“San Andreas” hits theaters this weekend, hoping to provide a jolt to the summer box office after Memorial Day ticket sales barely registered on the Richter Scale.
The 21st century answer to Irwin Allen’s disaster films of yore is on pace to debut to $40 million domestically when it bows in 3,777 locations. The Warner Bros. release deploys the latest CGI razzle dazzle in the service of depicting a massive earthquake that threatens to turn much of California into ocean bottom. The best special effect at its disposal may be Dwayne “the Rock” Johnson, a reliable draw at the box office in films such as the “Fast and Furious” and “G.I. Joe” movies.
In those films, however, he was part of an ensemble cast, so this will be a real test of Johnson’s ability to open and carry a movie on his prodigious back during the most competitive time of year. Village Roadshow Pictures co-financed and co-produced “San Andreas” with Warners to the tune of $110 million.
The disaster genre has been dormant of late, with more recent efforts such as “Into the Storm” and “Poseidon” failing to generate much excitement at the multiplexes. It’s also always difficult to launch an original film during the summer, a time of year usually dominated by sequels and comic book movies. However, “San Andreas” may benefit from an easily identifiable marketing hook through the recognizable fault that lends its name to the film.
“When you say that title people instantly understand what they’re in for,” said Paul Dergarabedian, senior media analyst at Rentrak. “People are fascinated by this kind of thing — this type of end of the world stuff.”
Internationally, the film is set to open in 60 markets this weekend and 13,000 screens. The rollout includes such major territories as France, Germany, Russia, Brazil, the United Kingdom, Mexico and Australia. “San Andreas” debuts the following week in seven additional territories, including China and Korea.
The weekend’s other new wide release, Sony Pictures’ “Aloha,” is positioned as a counterprogramming option that will appeal to women. The Cameron Crowe romantic comedy made headlines last winter during the Sony hack, when emails were leaked from Amy Pascal in which the deposed studio chief disparaged the film and its script.
Despite the brush with ignominy, “Aloha” represents only a modest financial risk for the studio. The film cost $37 million to make. It also boasts a likable cast in Bradley Cooper, Emma Stone and Rachel McAdams that could draw crowds for whom Pascal’s name is likely to elicit blank stares.
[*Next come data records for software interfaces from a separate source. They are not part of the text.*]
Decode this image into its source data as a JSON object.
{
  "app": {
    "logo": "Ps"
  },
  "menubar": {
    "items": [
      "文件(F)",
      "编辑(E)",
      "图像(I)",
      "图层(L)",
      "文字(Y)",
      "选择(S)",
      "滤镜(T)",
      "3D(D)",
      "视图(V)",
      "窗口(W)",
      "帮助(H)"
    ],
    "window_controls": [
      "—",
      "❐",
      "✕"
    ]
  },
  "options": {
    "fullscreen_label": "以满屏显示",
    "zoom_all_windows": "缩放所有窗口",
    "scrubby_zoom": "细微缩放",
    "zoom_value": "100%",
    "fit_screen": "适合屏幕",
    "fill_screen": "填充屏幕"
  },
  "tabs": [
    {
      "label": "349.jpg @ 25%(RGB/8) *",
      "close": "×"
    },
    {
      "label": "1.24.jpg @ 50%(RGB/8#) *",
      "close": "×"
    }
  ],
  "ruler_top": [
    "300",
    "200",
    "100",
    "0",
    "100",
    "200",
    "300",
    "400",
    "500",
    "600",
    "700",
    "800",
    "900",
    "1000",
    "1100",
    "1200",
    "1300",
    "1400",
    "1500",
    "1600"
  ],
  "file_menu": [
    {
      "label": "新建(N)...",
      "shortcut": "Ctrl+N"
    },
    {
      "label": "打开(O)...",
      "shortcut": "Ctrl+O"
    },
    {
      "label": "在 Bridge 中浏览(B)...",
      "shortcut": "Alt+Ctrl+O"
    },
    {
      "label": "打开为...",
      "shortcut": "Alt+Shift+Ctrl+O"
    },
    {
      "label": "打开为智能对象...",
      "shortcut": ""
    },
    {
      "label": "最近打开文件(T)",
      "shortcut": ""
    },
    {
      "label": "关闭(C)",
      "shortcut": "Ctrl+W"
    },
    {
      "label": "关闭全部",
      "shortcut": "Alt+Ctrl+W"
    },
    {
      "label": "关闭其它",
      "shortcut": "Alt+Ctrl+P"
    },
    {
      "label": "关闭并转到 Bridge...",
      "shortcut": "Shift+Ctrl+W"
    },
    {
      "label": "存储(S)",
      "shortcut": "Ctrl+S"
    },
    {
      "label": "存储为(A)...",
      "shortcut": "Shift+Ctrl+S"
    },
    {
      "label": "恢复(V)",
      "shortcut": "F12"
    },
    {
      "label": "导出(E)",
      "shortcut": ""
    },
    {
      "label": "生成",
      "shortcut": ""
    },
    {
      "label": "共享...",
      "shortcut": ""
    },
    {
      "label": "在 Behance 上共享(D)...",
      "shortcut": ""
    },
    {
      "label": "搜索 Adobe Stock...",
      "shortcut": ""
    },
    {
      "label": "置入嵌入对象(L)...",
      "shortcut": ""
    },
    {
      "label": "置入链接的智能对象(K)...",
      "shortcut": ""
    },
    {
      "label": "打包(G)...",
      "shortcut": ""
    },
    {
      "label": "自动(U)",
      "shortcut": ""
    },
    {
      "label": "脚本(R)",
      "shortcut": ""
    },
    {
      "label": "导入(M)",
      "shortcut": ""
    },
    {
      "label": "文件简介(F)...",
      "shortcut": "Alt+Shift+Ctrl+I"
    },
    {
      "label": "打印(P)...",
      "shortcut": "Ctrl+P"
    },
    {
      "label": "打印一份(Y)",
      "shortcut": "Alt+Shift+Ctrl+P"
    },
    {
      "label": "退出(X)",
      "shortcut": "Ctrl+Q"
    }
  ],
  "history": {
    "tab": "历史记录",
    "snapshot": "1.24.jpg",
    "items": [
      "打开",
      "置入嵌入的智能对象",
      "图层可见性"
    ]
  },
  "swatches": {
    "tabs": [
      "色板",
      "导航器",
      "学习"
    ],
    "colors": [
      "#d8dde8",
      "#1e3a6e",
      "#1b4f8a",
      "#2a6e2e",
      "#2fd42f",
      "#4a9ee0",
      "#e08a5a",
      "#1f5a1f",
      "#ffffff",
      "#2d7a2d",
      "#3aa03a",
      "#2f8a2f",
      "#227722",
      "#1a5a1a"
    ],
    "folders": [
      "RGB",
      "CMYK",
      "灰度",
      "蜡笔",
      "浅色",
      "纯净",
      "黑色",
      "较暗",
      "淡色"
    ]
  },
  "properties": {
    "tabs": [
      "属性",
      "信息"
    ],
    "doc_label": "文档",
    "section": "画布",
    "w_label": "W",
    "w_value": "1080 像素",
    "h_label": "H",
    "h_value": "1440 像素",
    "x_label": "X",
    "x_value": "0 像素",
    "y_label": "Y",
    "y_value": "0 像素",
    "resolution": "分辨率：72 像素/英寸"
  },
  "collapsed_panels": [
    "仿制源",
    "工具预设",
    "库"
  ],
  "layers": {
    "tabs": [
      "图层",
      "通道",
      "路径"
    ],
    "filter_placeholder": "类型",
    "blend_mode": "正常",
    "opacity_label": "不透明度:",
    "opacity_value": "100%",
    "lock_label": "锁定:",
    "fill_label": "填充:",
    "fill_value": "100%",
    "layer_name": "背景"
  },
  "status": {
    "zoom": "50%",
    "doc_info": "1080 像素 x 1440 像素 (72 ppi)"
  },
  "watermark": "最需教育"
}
The movie is on track to open to $12 million, although Sony is being more conservative and predicting an opening in the $8 million to $10 million range.
Despite overseeing film classics such as “Say Anything” and “Jerry Maguire,” Crowe has seen his commercial appeal wane during the last decade, following box office disappointments like “Elizabethtown” and the less-than-stellar “We Bought a Zoo.”
The summer box office had been proceeding at a furious clip until last weekend’s Memorial Day holiday. Disney’s “Tomorrowland” underwhelmed with a $41.7 million debut, sending the overall box office for the four-day holiday to its lowest numbers since 2010. However, the box office is up about 3.6% year-to-date. Ticket sales will likely give back some of those gains, because revenues will have trouble matching the same weekend last year when “Maleficent” debuted to nearly $70 million.